Floors and exterior equipment.
Lubricating and cleaning conveyors.
Water-Efficient or Waterless Cleaning and Disinfection Technologies
|Dry Ice Blasting (also known as Cryoblasting)||Blasts surfaces with small pellets of solid CO2 that evaporate and freeze substrates on surfaces||
|Biomist Disinfection||A misted alcohol for disinfection of food and food processing surfaces||
|Electrochemically Activated Solutions (ECA)||Uses water, table salt and electricity to create 2 solutions: one for cleaning and one for sanitizing||
|Ultrasound||Antimicrobial agent using soundwaves at high power and low frequencies||
|Cold Plasma||Applies electricity to a gas, creating ions, radiation and excited molecules that eliminate pathogens||
Other Avoidable Uses of Water
Bottles and cans can be cleaned with waterless technologies (“air-rinsing”).
Technologies are being developed that displace use of water for conveyance of fruit, nuts, vegetables, and other fresh food products throughout a processing plant.
One California manufacturer of specialty ice creams stated that most of the water use in ice cream plants is for cleaning: ice cream vats between flavor changes, equipment surfaces (both “CIP and “COP”), facility floors.

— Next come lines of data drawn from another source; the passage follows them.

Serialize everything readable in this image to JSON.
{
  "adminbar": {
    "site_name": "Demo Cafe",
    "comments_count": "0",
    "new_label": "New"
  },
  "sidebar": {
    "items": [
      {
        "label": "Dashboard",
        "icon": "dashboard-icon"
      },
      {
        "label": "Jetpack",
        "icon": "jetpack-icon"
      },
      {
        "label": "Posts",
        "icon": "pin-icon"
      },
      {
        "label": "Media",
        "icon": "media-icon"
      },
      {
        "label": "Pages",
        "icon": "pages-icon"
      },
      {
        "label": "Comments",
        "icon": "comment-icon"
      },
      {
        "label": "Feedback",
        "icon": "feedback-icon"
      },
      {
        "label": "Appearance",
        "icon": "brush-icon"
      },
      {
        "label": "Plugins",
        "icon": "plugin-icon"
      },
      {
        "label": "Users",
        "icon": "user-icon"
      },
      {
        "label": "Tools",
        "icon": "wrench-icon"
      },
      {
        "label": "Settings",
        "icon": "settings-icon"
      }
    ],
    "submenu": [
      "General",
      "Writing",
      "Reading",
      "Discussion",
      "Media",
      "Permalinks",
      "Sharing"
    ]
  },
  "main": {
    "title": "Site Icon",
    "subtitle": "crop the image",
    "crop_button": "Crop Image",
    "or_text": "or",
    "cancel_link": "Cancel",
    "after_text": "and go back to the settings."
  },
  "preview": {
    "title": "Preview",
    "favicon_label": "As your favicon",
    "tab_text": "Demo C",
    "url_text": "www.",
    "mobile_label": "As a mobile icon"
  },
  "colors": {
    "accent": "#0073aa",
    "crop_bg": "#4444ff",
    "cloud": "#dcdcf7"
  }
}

That manufacturer is considering an on-site primary treatment system with advanced filtration and disinfection that will produce a high quality recycled water that can be used for all non-food purposes. The amount of water estimated to be recycled and reused by that one ice cream manufacturer is 80%. In addition to reducing the manufacturer’s water and wastewater costs and decreasing vulnerability to water supply shortages, this strategy helps build drought resilience for the community. Additional anticipated benefits are:
- Minimal discharges to the municipal wastewater treatment plant that is experiencing a relatively high frequency of permit violations due to deferred maintenance;
- Very low energy use (the primary treatment portion of the process uses a 3 hp pump only 10-15 minutes an hour for a 15,000 gpd system); and
- Increased renewable energy (this technology has verified increased biogas production of 3-5 times when compared to conventional biological municipal wastewater treatment systems).
One local government official stated that the single largest use of potable water for nonpotable purposes was using groundwater to wash large commercial vehicles that transport crops and food products. Several technology companies provide packaged recycled water vehicle washing systems for both passenger and commercial vehicles. Existing facilities will need to purchase and install these systems, or install other types of retrofits to recycle vehicle wash water, incurring incremental costs.
Estimating the Potential for Water Use Efficiency in Commercial and Industrial Sectors
The project team was unable to obtain water use data by specific customer segments or end uses. However, total water savings potential is likely to be greater than 10% for these sectors on an average basis, since F&B manufacturers and vehicle washing facilities are very large water users and can reduce their water use by 60-80+% through on-site production and use of recycled water. Since most of the water used in Tulare County for these purposes is pumped from groundwater wells, electric consumption will also decrease through avoided water pumping.
 DWR Water Portfolio Tool, “Water Supply & Balance Data Interface, ‘Lite’ ver. 9.1.” for Water Years 2002 and 2015.
 Blake Schomas, Director of Marketing for Nalco Water, an Ecolab company, in an interview with Debra Schug, Food Engineering, Reducing water usage in food and beverage processing, April 18, 2016.
 Interview with Alex Wright, Clear Cove Systems.